Sibley is currently the only Division One batsman this season to reach the landmark of 1,000 Championship runs, which was passed during his epic 244 for Warwickshire in their draw against Kent at Canterbury in July. Earlier in the season, after carrying his bat for 109 against Hampshire, Sibley had hit six centuries in six successive first-class games. He is currently on a run of nine tons in his last 17 first-class matches.
“I saw him get his double hundred for Surrey against Yorkshire because I was on the Yorkshire coaching staff,” Warwickshire director of sport, Paul Farbrace, recently told The Times. “The main strength is that he hits the ball straighter than he has ever done; when I first saw him play he was very much through mid-wicket, but he’s straightened up and he hits the ball down the ground an awful lot. [He is] very organised, very patient and he’s happy to bat all day and take his time scoring runs.”
As white-ball cricket soon took over in the peak period of the season, Sibley played only one first-class match from the beginning of August to September 10, returning with scores of just 0 and 9 against Somerset.
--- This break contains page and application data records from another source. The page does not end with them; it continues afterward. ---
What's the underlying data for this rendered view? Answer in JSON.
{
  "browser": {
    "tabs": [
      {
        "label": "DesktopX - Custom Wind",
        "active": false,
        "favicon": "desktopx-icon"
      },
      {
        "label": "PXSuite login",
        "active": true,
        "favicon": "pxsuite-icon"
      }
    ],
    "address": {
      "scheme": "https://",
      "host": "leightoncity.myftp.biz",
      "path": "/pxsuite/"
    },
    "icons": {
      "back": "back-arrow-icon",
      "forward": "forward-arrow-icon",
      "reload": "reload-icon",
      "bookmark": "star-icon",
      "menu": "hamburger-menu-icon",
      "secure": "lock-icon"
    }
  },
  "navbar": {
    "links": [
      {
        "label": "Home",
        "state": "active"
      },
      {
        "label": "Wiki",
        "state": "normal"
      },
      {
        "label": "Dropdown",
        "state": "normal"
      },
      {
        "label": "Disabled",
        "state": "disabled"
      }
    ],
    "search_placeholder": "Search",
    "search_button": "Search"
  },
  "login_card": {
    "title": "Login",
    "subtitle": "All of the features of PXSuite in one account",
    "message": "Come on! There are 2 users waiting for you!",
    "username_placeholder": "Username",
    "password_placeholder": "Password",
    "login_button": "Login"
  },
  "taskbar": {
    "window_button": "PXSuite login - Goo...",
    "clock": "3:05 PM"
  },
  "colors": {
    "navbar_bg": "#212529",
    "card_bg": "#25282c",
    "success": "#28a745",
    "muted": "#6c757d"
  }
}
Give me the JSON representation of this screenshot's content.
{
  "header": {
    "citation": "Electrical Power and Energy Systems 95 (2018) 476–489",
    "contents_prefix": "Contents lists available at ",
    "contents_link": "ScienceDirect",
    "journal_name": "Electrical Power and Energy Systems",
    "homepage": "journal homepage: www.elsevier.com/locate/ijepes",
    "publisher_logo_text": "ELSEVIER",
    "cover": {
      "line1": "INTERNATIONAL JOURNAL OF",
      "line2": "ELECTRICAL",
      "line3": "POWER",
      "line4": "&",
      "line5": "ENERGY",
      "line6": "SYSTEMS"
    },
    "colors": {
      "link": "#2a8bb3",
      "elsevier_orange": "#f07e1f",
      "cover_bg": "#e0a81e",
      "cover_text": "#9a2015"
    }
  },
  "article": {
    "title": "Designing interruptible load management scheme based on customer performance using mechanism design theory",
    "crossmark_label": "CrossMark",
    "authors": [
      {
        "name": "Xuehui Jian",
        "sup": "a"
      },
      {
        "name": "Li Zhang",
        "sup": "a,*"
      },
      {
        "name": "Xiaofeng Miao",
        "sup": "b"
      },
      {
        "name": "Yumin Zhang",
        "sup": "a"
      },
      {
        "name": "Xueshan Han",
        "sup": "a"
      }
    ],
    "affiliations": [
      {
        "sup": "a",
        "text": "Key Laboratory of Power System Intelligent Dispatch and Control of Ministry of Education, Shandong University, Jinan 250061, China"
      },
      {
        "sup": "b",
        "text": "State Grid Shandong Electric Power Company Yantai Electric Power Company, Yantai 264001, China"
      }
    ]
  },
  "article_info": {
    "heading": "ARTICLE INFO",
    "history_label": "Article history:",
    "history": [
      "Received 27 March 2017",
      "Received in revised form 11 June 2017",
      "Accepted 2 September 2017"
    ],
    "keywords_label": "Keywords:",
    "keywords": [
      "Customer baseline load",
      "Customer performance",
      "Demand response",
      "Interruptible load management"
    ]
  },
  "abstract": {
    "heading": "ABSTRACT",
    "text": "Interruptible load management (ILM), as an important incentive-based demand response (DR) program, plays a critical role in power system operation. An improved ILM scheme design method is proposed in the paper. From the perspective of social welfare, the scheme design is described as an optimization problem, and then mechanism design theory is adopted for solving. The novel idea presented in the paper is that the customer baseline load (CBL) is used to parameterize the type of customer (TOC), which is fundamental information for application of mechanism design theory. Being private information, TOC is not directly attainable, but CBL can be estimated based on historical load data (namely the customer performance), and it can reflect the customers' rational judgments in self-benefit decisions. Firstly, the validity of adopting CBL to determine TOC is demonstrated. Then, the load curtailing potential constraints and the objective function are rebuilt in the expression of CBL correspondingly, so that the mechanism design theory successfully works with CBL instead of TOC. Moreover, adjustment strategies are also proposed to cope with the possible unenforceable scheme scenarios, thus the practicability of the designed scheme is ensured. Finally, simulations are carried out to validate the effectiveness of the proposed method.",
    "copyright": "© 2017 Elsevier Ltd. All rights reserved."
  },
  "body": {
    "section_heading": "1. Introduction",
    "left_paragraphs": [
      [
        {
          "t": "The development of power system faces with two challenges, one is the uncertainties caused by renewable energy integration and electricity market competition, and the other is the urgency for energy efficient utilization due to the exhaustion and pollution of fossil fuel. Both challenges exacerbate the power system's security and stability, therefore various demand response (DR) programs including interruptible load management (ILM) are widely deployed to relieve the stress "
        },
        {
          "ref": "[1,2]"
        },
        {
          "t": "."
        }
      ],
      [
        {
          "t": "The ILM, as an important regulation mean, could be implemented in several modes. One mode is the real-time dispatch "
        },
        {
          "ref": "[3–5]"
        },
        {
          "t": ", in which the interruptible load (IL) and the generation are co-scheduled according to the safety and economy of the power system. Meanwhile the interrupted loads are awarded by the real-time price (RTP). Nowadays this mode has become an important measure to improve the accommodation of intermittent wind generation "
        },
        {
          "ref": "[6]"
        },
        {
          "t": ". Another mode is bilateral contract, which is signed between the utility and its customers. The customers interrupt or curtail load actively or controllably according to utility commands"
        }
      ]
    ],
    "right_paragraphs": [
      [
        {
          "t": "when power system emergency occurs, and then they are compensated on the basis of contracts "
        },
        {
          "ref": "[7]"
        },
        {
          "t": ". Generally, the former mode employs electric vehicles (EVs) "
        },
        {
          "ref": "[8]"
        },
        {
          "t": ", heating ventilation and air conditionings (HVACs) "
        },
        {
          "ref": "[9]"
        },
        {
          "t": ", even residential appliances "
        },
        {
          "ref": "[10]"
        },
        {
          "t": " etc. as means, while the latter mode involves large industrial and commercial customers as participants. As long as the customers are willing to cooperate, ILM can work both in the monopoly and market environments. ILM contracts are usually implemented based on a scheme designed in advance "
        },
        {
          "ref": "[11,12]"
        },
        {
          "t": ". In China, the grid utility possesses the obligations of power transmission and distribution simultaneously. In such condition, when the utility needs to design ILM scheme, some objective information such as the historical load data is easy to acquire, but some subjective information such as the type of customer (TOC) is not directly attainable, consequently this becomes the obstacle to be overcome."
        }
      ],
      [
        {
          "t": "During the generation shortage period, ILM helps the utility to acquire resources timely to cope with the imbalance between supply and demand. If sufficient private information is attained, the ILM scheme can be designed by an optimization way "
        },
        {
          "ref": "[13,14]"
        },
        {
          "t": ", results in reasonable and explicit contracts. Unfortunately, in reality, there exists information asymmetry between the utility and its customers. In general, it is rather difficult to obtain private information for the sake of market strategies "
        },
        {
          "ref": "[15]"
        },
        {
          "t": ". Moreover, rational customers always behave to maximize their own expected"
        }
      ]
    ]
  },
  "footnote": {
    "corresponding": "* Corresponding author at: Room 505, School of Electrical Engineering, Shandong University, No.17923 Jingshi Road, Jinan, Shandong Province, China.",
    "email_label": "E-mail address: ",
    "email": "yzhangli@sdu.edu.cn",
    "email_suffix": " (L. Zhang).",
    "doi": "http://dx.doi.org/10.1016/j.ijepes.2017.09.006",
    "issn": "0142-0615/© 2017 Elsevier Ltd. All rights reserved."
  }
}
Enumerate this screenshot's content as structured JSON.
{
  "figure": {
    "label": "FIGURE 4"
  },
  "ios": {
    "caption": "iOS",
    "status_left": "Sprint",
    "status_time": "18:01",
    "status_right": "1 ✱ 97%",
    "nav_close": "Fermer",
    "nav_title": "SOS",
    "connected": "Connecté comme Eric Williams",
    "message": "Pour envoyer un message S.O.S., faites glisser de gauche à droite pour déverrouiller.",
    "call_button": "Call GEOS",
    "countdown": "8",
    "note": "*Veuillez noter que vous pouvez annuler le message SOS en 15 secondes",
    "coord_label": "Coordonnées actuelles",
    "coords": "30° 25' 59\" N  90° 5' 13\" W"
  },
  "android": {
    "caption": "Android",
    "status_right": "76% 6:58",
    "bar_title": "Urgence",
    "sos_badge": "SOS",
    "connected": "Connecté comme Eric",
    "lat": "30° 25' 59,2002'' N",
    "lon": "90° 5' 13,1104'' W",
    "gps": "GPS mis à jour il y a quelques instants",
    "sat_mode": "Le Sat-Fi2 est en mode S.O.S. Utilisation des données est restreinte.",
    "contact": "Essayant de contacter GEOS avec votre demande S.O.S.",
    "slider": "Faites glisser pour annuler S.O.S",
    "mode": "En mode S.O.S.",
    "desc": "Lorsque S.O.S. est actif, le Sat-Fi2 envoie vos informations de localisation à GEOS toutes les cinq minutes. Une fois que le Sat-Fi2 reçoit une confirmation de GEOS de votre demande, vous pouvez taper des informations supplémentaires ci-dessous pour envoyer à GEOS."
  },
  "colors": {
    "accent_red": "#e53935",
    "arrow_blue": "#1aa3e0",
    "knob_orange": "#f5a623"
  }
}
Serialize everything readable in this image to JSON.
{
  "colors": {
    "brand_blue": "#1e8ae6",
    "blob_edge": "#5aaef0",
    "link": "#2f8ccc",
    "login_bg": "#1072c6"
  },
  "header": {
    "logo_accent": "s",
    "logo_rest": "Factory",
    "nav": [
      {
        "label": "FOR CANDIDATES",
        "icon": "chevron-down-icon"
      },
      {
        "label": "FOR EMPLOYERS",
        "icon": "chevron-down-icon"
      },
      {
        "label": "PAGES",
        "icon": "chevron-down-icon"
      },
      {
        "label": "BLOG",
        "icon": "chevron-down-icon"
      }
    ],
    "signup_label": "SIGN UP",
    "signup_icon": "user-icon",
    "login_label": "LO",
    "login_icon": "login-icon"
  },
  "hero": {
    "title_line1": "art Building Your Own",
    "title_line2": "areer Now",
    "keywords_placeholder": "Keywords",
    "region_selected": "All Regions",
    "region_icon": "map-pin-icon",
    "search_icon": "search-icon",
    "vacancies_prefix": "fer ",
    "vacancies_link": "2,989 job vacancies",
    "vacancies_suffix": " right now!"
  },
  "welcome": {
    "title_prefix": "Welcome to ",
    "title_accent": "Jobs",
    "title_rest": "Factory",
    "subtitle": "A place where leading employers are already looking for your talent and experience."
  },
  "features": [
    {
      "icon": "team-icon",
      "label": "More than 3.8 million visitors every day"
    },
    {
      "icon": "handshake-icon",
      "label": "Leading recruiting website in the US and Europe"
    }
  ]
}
He quickly returned to his best in his most recent three Championship matches of the season, however, making 51 against Essex and then 215 not out and 109 in a stunning display against Nottinghamshire. It was the continuation of his remarkable form over the past year. Since his changed technique, Sibley has made 2019 first-class runs at 72.10. Before that, he had 2178 first-class runs at just 29.83.
His form prompted calls for Sibley to be considered as an option for the Ashes as England’s prolonged search for reliable top-order players continued. After trying out 15 different openers since Andrew Strauss’ retirement in 2012, England are still struggling to find batsmen who can consistently lay a platform for their exciting middle-order.
Sibley, who hit 74 and 30 on his first appearance for the England Lions in July, may be that man but you would be forgiven for being sceptical, given the previous failures of past England openers who broke into the side off the back of similarly prolific county form. Adam Lyth, Sam Robson, Keaton Jennings, Alex Hales, and Ben Duckett all made their Test debuts after racking up impressive numbers in first-class cricket but failed to adapt to higher quality bowling on testing pitches at the highest level.
So, a big question remains: what makes Sibley different to England’s plethora of failed Test openers since Andrew Strauss retired in 2012? Firstly, the difference in technique. While the aforementioned openers adopted a more side-on approach, Sibley’s open stance, along with his emphasis on playing straight, something which Cook adopted during the latter part of his career, could be the answer to coping with top class seam bowling. In addition, Sibley’s ability to bat for long periods is something that is less frequently seen in the first-class game but its value remains the same.
“I’ve never found concentrating for several sessions that difficult,” Sibley told BBC Coventry & Warwickshire after his 244 against Kent. “It’s something that has come naturally to me from a very young age. I’ve always been able to bat long periods ever since school.”
Age is also on his side. At just 24, Sibley should have his best years ahead of him and may be a player that England can stick with for the future.
Thanks to those vital technical changes back in September 2018, it has been a remarkable transformation in form for Dom Sibley, and he heads to New Zealand with all the tools to succeed at the highest level.